§ **Task brief**
Which of the lines in the records below hold the string "desc"? Copy every one of them.

§ **Exercise inputs**
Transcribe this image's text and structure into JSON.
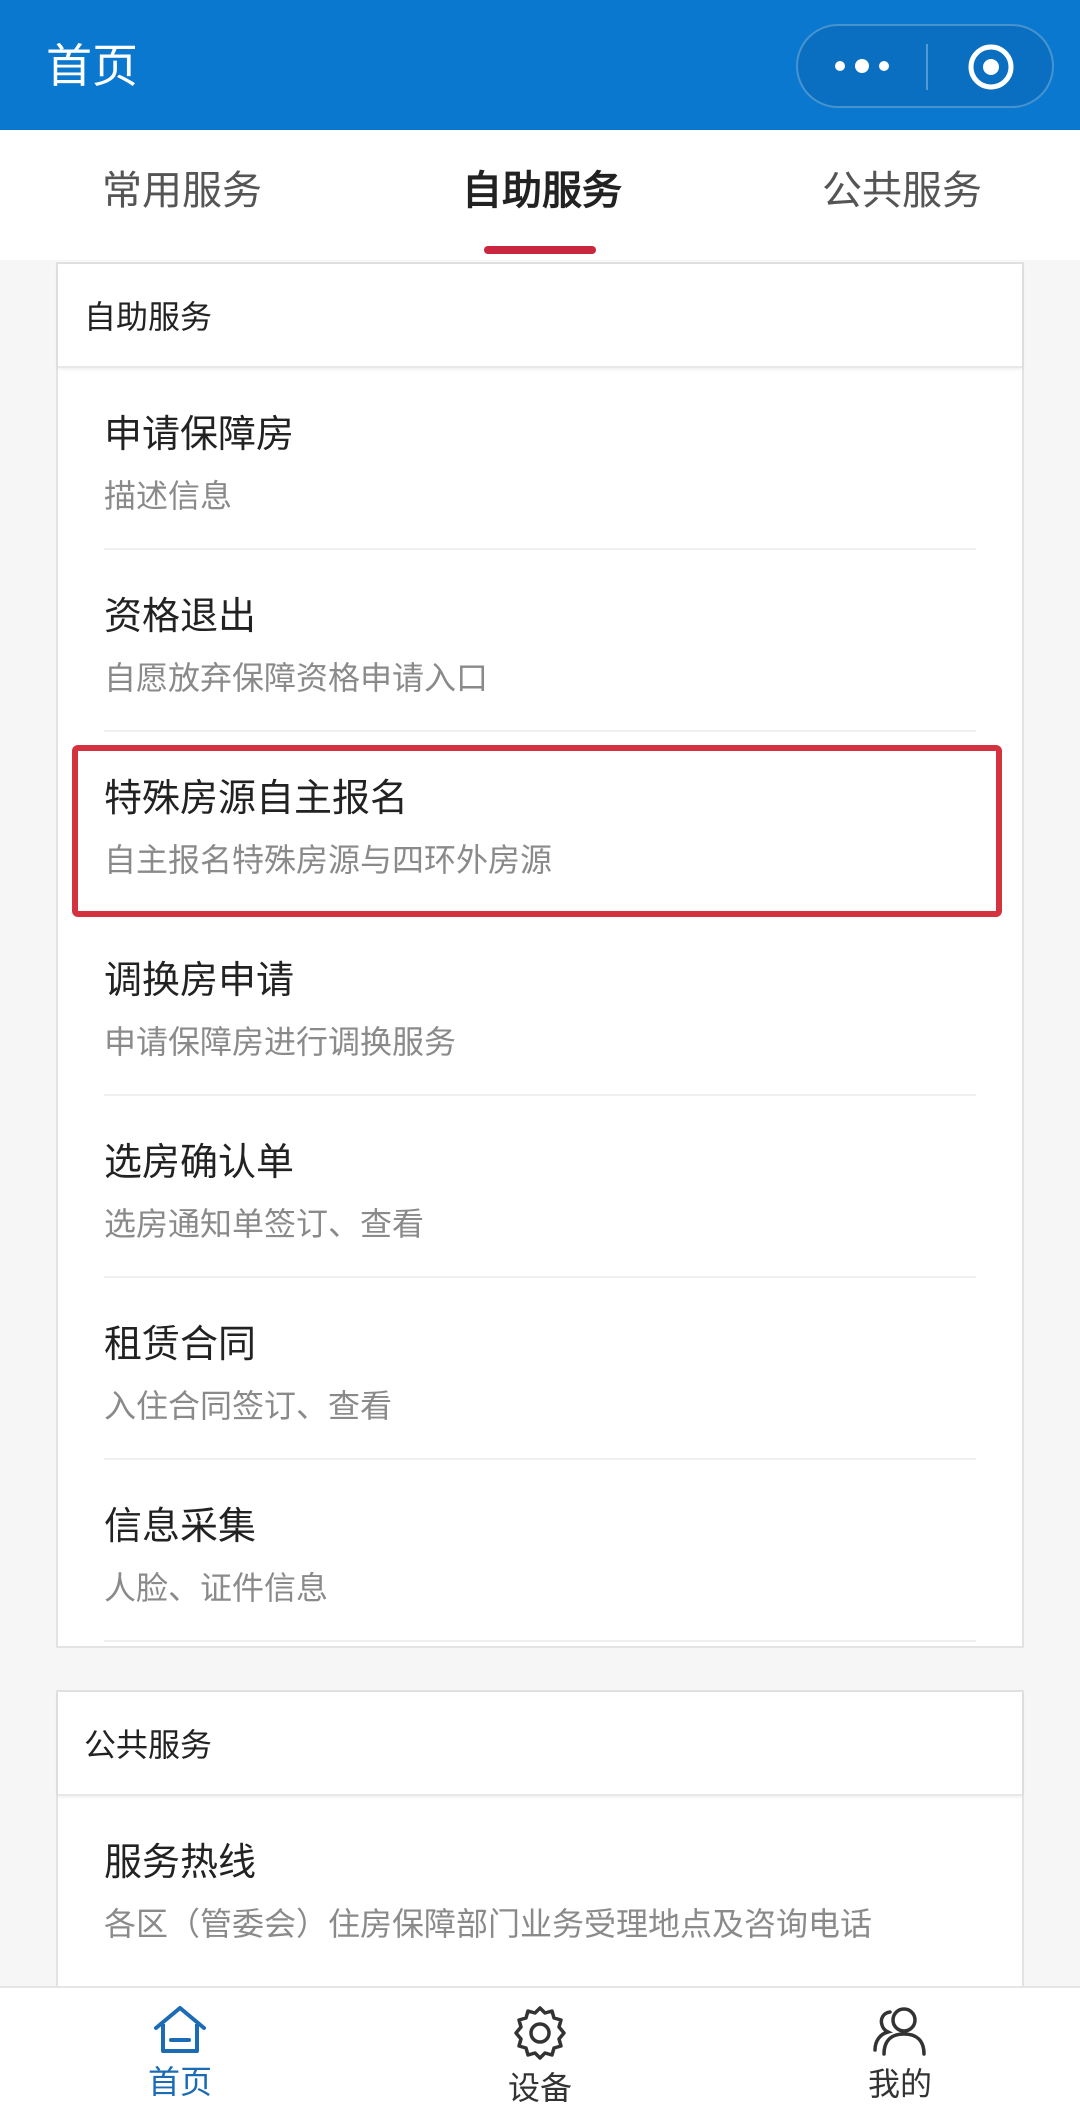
{
  "header": {
    "title": "首页"
  },
  "tabs": [
    {
      "label": "常用服务",
      "active": false
    },
    {
      "label": "自助服务",
      "active": true
    },
    {
      "label": "公共服务",
      "active": false
    }
  ],
  "self_service": {
    "header": "自助服务",
    "items": [
      {
        "title": "申请保障房",
        "desc": "描述信息"
      },
      {
        "title": "资格退出",
        "desc": "自愿放弃保障资格申请入口"
      },
      {
        "title": "特殊房源自主报名",
        "desc": "自主报名特殊房源与四环外房源"
      },
      {
        "title": "调换房申请",
        "desc": "申请保障房进行调换服务"
      },
      {
        "title": "选房确认单",
        "desc": "选房通知单签订、查看"
      },
      {
        "title": "租赁合同",
        "desc": "入住合同签订、查看"
      },
      {
        "title": "信息采集",
        "desc": "人脸、证件信息"
      }
    ]
  },
  "public_service": {
    "header": "公共服务",
    "items": [
      {
        "title": "服务热线",
        "desc": "各区（管委会）住房保障部门业务受理地点及咨询电话"
      }
    ]
  },
  "bottom_nav": [
    {
      "label": "首页",
      "icon": "home-icon",
      "active": true
    },
    {
      "label": "设备",
      "icon": "gear-icon",
      "active": false
    },
    {
      "label": "我的",
      "icon": "users-icon",
      "active": false
    }
  ],
  "colors": {
    "brand": "#0b78cf",
    "accent": "#c8273f",
    "nav_active": "#1b6bb5"
  }
}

§ **Response to the task**
        "desc": "描述信息"
        "desc": "自愿放弃保障资格申请入口"
        "desc": "自主报名特殊房源与四环外房源"
        "desc": "申请保障房进行调换服务"
        "desc": "选房通知单签订、查看"
        "desc": "入住合同签订、查看"
        "desc": "人脸、证件信息"
        "desc": "各区（管委会）住房保障部门业务受理地点及咨询电话"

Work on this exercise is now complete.